To do — Only lines containing "this" belong in the answer, each copied from the entries below.

BEGIN Recorded information

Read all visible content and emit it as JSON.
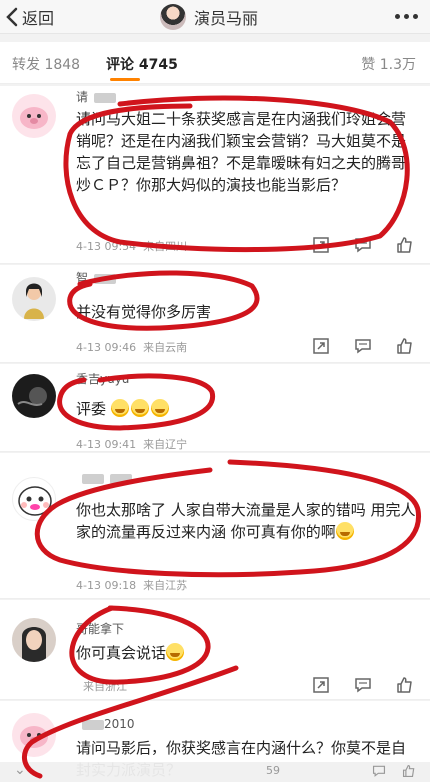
{
  "nav": {
    "back_label": "返回",
    "title": "演员马丽"
  },
  "tabs": [
    {
      "label": "转发 1848"
    },
    {
      "label": "评论 4745"
    },
    {
      "label": "赞 1.3万"
    }
  ],
  "comments": [
    {
      "name": "请",
      "text": "请问马大姐二十条获奖感言是在内涵我们玲姐会营销呢？还是在内涵我们颖宝会营销？马大姐莫不是忘了自己是营销鼻祖？不是靠暧昧有妇之夫的腾哥炒ＣＰ？你那大妈似的演技也能当影后？",
      "time": "4-13 09:54",
      "source": "来自四川"
    },
    {
      "name": "智",
      "text": "并没有觉得你多厉害",
      "time": "4-13 09:46",
      "source": "来自云南"
    },
    {
      "name": "香吉yuyu",
      "text": "评委",
      "time": "4-13 09:41",
      "source": "来自辽宁"
    },
    {
      "name": "",
      "text": "你也太那啥了 人家自带大流量是人家的错吗 用完人家的流量再反过来内涵 你可真有你的啊",
      "time": "4-13 09:18",
      "source": "来自江苏"
    },
    {
      "name": "哥能拿下",
      "text": "你可真会说话",
      "time": "",
      "source": "来自浙江"
    },
    {
      "name": "2010",
      "text": "请问马影后，你获奖感言在内涵什么？你莫不是自封实力派演员？",
      "time": "",
      "source": ""
    }
  ],
  "bottom": {
    "count": "59"
  },
  "colors": {
    "accent": "#ff8200",
    "annotation": "#d0141c"
  },
  "icons": [
    "back-chevron-icon",
    "more-icon",
    "forward-icon",
    "comment-icon",
    "like-icon",
    "laugh-emoji-icon"
  ]
}
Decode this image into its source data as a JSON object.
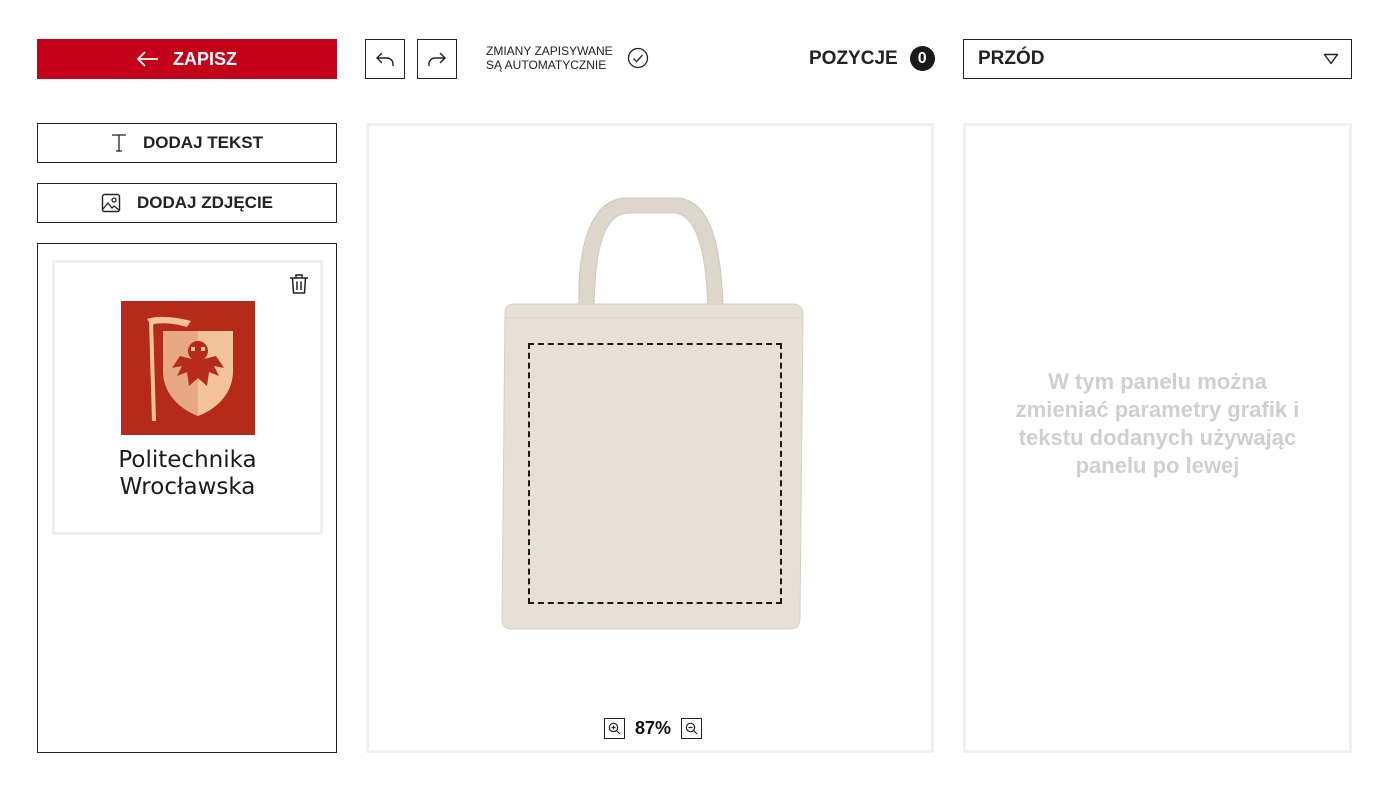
{
  "header": {
    "save_label": "ZAPISZ",
    "autosave_line1": "ZMIANY ZAPISYWANE",
    "autosave_line2": "SĄ AUTOMATYCZNIE",
    "positions_label": "POZYCJE",
    "positions_count": "0",
    "side_select_value": "PRZÓD"
  },
  "tools": {
    "add_text_label": "DODAJ TEKST",
    "add_image_label": "DODAJ ZDJĘCIE"
  },
  "layers": [
    {
      "logo_line1": "Politechnika",
      "logo_line2": "Wrocławska"
    }
  ],
  "canvas": {
    "zoom": "87%"
  },
  "properties": {
    "hint": "W tym panelu można zmieniać parametry grafik i tekstu dodanych używając panelu po lewej"
  },
  "colors": {
    "accent": "#c3001a",
    "logo_red": "#b52a19",
    "bag": "#e6e0d6"
  }
}
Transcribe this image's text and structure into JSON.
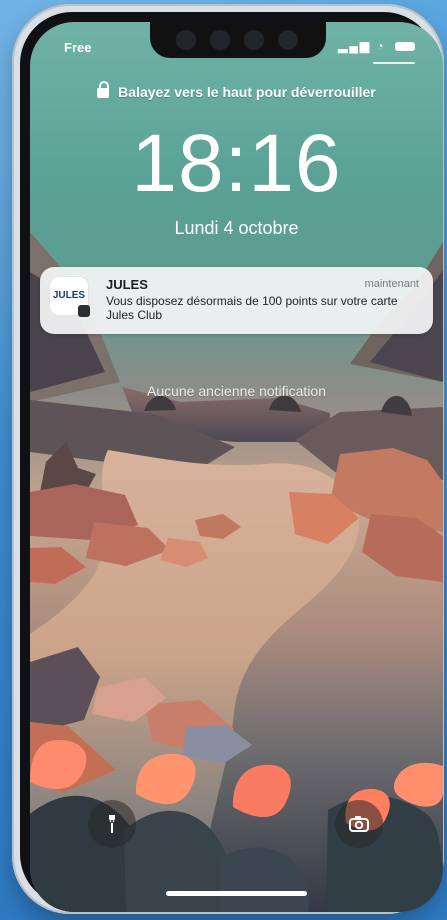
{
  "status_bar": {
    "carrier": "Free"
  },
  "lockscreen": {
    "unlock_hint": "Balayez vers le haut pour déverrouiller",
    "time": "18:16",
    "date": "Lundi 4 octobre",
    "older_notifications": "Aucune ancienne notification"
  },
  "notification": {
    "app_name": "JULES",
    "icon_label": "JULES",
    "timestamp": "maintenant",
    "message": "Vous disposez désormais de 100 points sur votre carte Jules Club"
  },
  "icons": {
    "lock": "lock-icon",
    "torch": "flashlight-icon",
    "camera": "camera-icon"
  }
}
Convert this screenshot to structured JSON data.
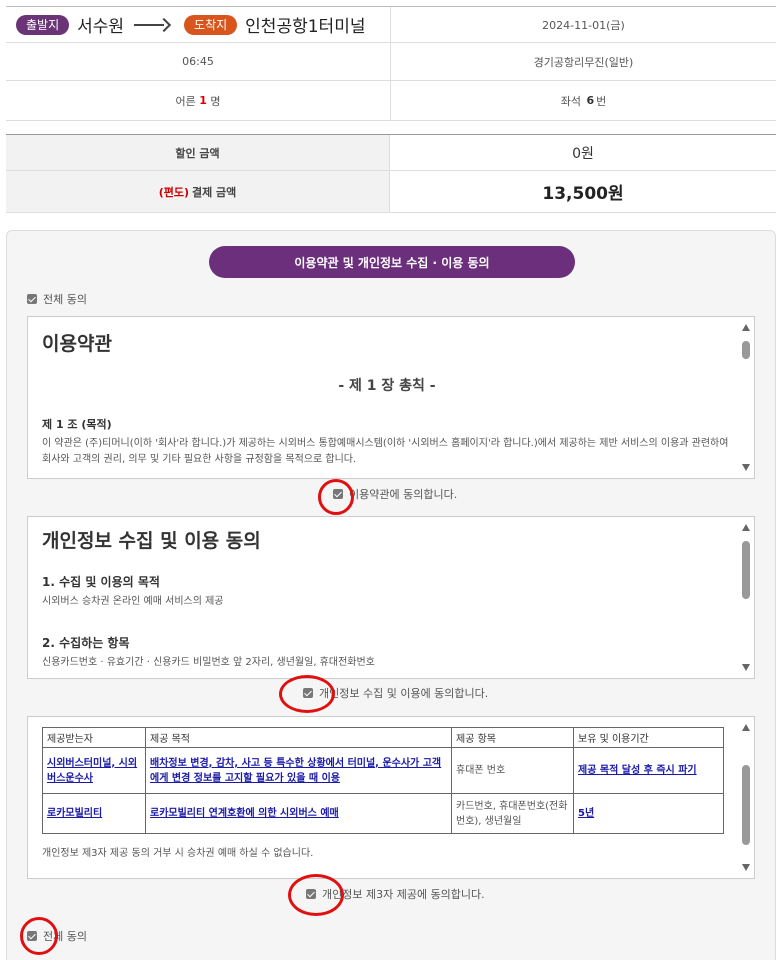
{
  "trip": {
    "departure_badge": "출발지",
    "departure": "서수원",
    "arrival_badge": "도착지",
    "arrival": "인천공항1터미널",
    "date": "2024-11-01(금)",
    "time": "06:45",
    "bus_company": "경기공항리무진(일반)",
    "passenger_label": "어른",
    "passenger_count": "1",
    "passenger_unit": "명",
    "seat_label": "좌석",
    "seat_number": "6",
    "seat_unit": "번"
  },
  "payment": {
    "discount_label": "할인 금액",
    "discount_value": "0원",
    "total_prefix": "(편도)",
    "total_label": "결제 금액",
    "total_value": "13,500원"
  },
  "agreement": {
    "title": "이용약관 및 개인정보 수집 · 이용 동의",
    "agree_all_top": "전체 동의",
    "terms": {
      "heading": "이용약관",
      "chapter": "- 제 1 장 총칙 -",
      "article": "제 1 조 (목적)",
      "body": "이 약관은 (주)티머니(이하 '회사'라 합니다.)가 제공하는 시외버스 통합예매시스템(이하 '시외버스 홈페이지'라 합니다.)에서 제공하는 제반 서비스의 이용과 관련하여 회사와 고객의 권리, 의무 및 기타 필요한 사항을 규정함을 목적으로 합니다.",
      "checkbox_label": "이용약관에 동의합니다."
    },
    "privacy": {
      "heading": "개인정보 수집 및 이용 동의",
      "section1_title": "1. 수집 및 이용의 목적",
      "section1_body": "시외버스 승차권 온라인 예매 서비스의 제공",
      "section2_title": "2. 수집하는 항목",
      "section2_body": "신용카드번호 · 유효기간 · 신용카드 비밀번호 앞 2자리, 생년월일, 휴대전화번호",
      "checkbox_label": "개인정보 수집 및 이용에 동의합니다."
    },
    "third_party": {
      "headers": [
        "제공받는자",
        "제공 목적",
        "제공 항목",
        "보유 및 이용기간"
      ],
      "rows": [
        {
          "recipient": "시외버스터미널, 시외버스운수사",
          "purpose": "배차정보 변경, 감차, 사고 등 특수한 상황에서 터미널, 운수사가 고객에게 변경 정보를 고지할 필요가 있을 때 이용",
          "items": "휴대폰 번호",
          "period": "제공 목적 달성 후 즉시 파기"
        },
        {
          "recipient": "로카모빌리티",
          "purpose": "로카모빌리티 연계호환에 의한 시외버스 예매",
          "items": "카드번호, 휴대폰번호(전화번호), 생년월일",
          "period": "5년"
        }
      ],
      "note": "개인정보 제3자 제공 동의 거부 시 승차권 예매 하실 수 없습니다.",
      "checkbox_label": "개인정보 제3자 제공에 동의합니다."
    },
    "agree_all_bottom": "전체 동의"
  }
}
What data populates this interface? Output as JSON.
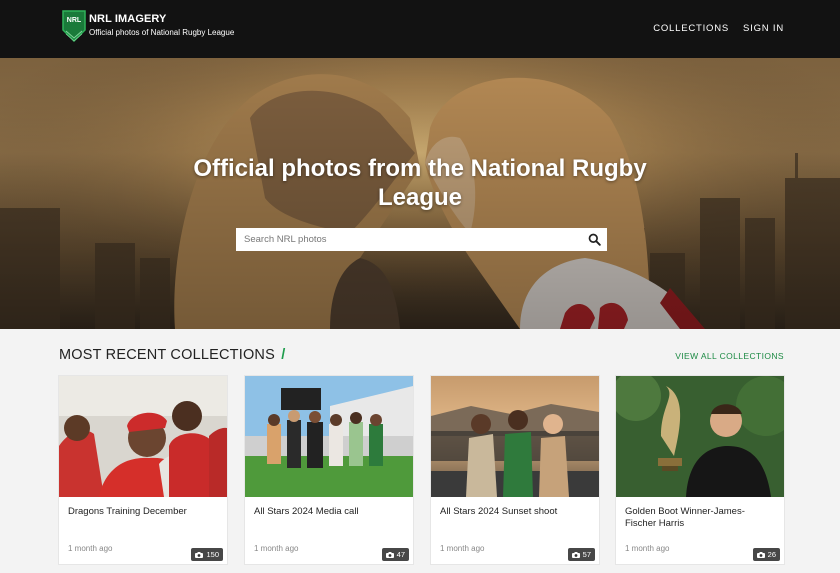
{
  "brand": {
    "logo_text": "NRL",
    "title": "NRL IMAGERY",
    "subtitle": "Official photos of National Rugby League"
  },
  "nav": {
    "collections": "COLLECTIONS",
    "sign_in": "SIGN IN"
  },
  "hero": {
    "title": "Official photos from the National Rugby League",
    "search_placeholder": "Search NRL photos"
  },
  "section": {
    "title": "MOST RECENT COLLECTIONS",
    "slash": "/",
    "view_all": "VIEW ALL COLLECTIONS"
  },
  "collections": [
    {
      "title": "Dragons Training December",
      "count": "150",
      "date": "1 month ago"
    },
    {
      "title": "All Stars 2024 Media call",
      "count": "47",
      "date": "1 month ago"
    },
    {
      "title": "All Stars 2024 Sunset shoot",
      "count": "57",
      "date": "1 month ago"
    },
    {
      "title": "Golden Boot Winner-James-Fischer Harris",
      "count": "26",
      "date": "1 month ago"
    }
  ],
  "colors": {
    "header_bg": "#121212",
    "accent_green": "#1f9d4d",
    "page_bg": "#f3f3f3"
  }
}
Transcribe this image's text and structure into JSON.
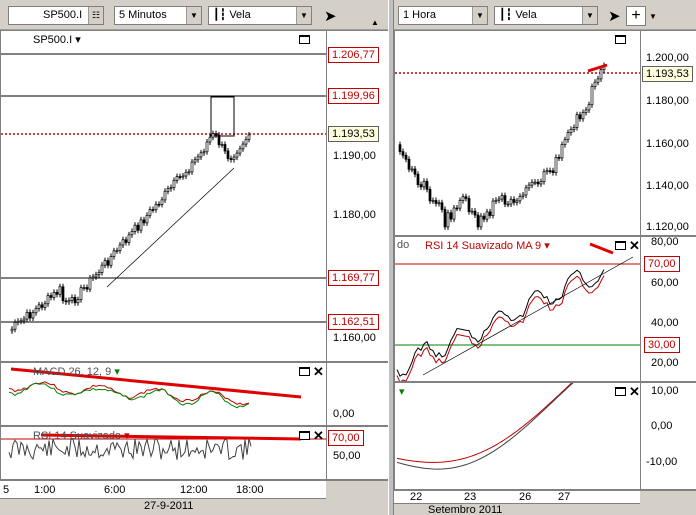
{
  "left": {
    "symbol": "SP500.I",
    "interval": "5 Minutos",
    "chart_type": "Vela",
    "price_title": "SP500.I",
    "y_labels": [
      "1.190,00",
      "1.180,00",
      "1.160,00"
    ],
    "price_boxes": [
      "1.206,77",
      "1.199,96",
      "1.169,77",
      "1.162,51"
    ],
    "current_price": "1.193,53",
    "macd_title": "MACD 26, 12, 9",
    "macd_ylabel": "0,00",
    "rsi_title": "RSI 14 Suavizado",
    "rsi_box": "70,00",
    "rsi_ylabel": "50,00",
    "x_labels": [
      "5",
      "1:00",
      "6:00",
      "12:00",
      "18:00"
    ],
    "date_label": "27-9-2011"
  },
  "right": {
    "interval": "1 Hora",
    "chart_type": "Vela",
    "y_labels": [
      "1.200,00",
      "1.180,00",
      "1.160,00",
      "1.140,00",
      "1.120,00"
    ],
    "current_price": "1.193,53",
    "rsi_title_left": "do",
    "rsi_title": "RSI 14 Suavizado MA 9",
    "rsi_ylabels": [
      "80,00",
      "60,00",
      "40,00",
      "20,00"
    ],
    "rsi_box_high": "70,00",
    "rsi_box_low": "30,00",
    "macd_ylabels": [
      "10,00",
      "0,00",
      "-10,00"
    ],
    "x_labels": [
      "22",
      "23",
      "26",
      "27"
    ],
    "date_label": "Setembro 2011"
  },
  "colors": {
    "up": "#000000",
    "down": "#000000",
    "level": "#c00000",
    "rsi_band_high": "#c00000",
    "rsi_band_low": "#008000"
  }
}
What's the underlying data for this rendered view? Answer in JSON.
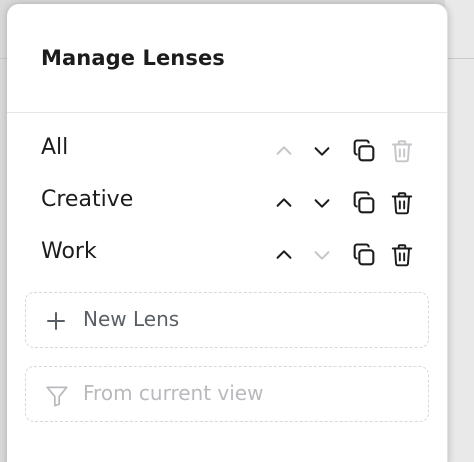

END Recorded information

Answer section —
Decode this image into its source data as a JSON object.
Transcribe this image's text and structure into JSON.
Convert this screenshot to structured JSON data.
What data populates this interface? Output as JSON.
Transcribe this image's text and structure into JSON.
What's the underlying data for this rendered view? Answer in JSON.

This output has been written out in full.